**The task:** Reproduce the data exactly as given, except for any images.

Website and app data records
# # #
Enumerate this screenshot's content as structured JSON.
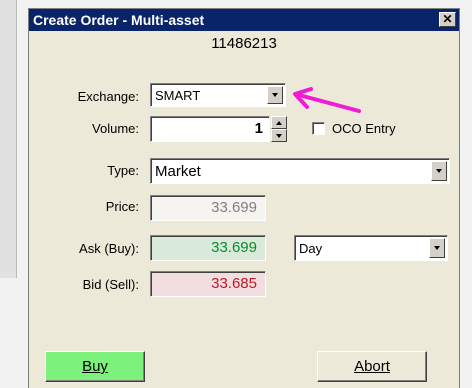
{
  "window": {
    "title": "Create Order - Multi-asset",
    "close_glyph": "✕",
    "order_id": "11486213"
  },
  "form": {
    "exchange_label": "Exchange:",
    "exchange_value": "SMART",
    "volume_label": "Volume:",
    "volume_value": "1",
    "oco_label": "OCO Entry",
    "oco_checked": false,
    "type_label": "Type:",
    "type_value": "Market",
    "price_label": "Price:",
    "price_value": "33.699",
    "ask_label": "Ask (Buy):",
    "ask_value": "33.699",
    "tif_value": "Day",
    "bid_label": "Bid (Sell):",
    "bid_value": "33.685"
  },
  "buttons": {
    "buy_label": "Buy",
    "abort_label": "Abort"
  },
  "colors": {
    "ask_bg": "#d9eadb",
    "ask_text": "#0a8a2a",
    "bid_bg": "#f2dede",
    "bid_text": "#c0182a",
    "buy_bg": "#7cf27c",
    "annotation_arrow": "#f21ad6"
  },
  "icons": {
    "close": "close-icon",
    "dropdown": "chevron-down-icon",
    "spin_up": "spin-up-icon",
    "spin_down": "spin-down-icon",
    "annotation": "arrow-annotation-icon"
  }
}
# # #
**Written solution:**
Enumerate this screenshot's content as structured JSON.
{
  "window": {
    "title": "Create Order - Multi-asset",
    "close_glyph": "✕",
    "order_id": "11486213"
  },
  "form": {
    "exchange_label": "Exchange:",
    "exchange_value": "SMART",
    "volume_label": "Volume:",
    "volume_value": "1",
    "oco_label": "OCO Entry",
    "oco_checked": false,
    "type_label": "Type:",
    "type_value": "Market",
    "price_label": "Price:",
    "price_value": "33.699",
    "ask_label": "Ask (Buy):",
    "ask_value": "33.699",
    "tif_value": "Day",
    "bid_label": "Bid (Sell):",
    "bid_value": "33.685"
  },
  "buttons": {
    "buy_label": "Buy",
    "abort_label": "Abort"
  },
  "colors": {
    "ask_bg": "#d9eadb",
    "ask_text": "#0a8a2a",
    "bid_bg": "#f2dede",
    "bid_text": "#c0182a",
    "buy_bg": "#7cf27c",
    "annotation_arrow": "#f21ad6"
  },
  "icons": {
    "close": "close-icon",
    "dropdown": "chevron-down-icon",
    "spin_up": "spin-up-icon",
    "spin_down": "spin-down-icon",
    "annotation": "arrow-annotation-icon"
  }
}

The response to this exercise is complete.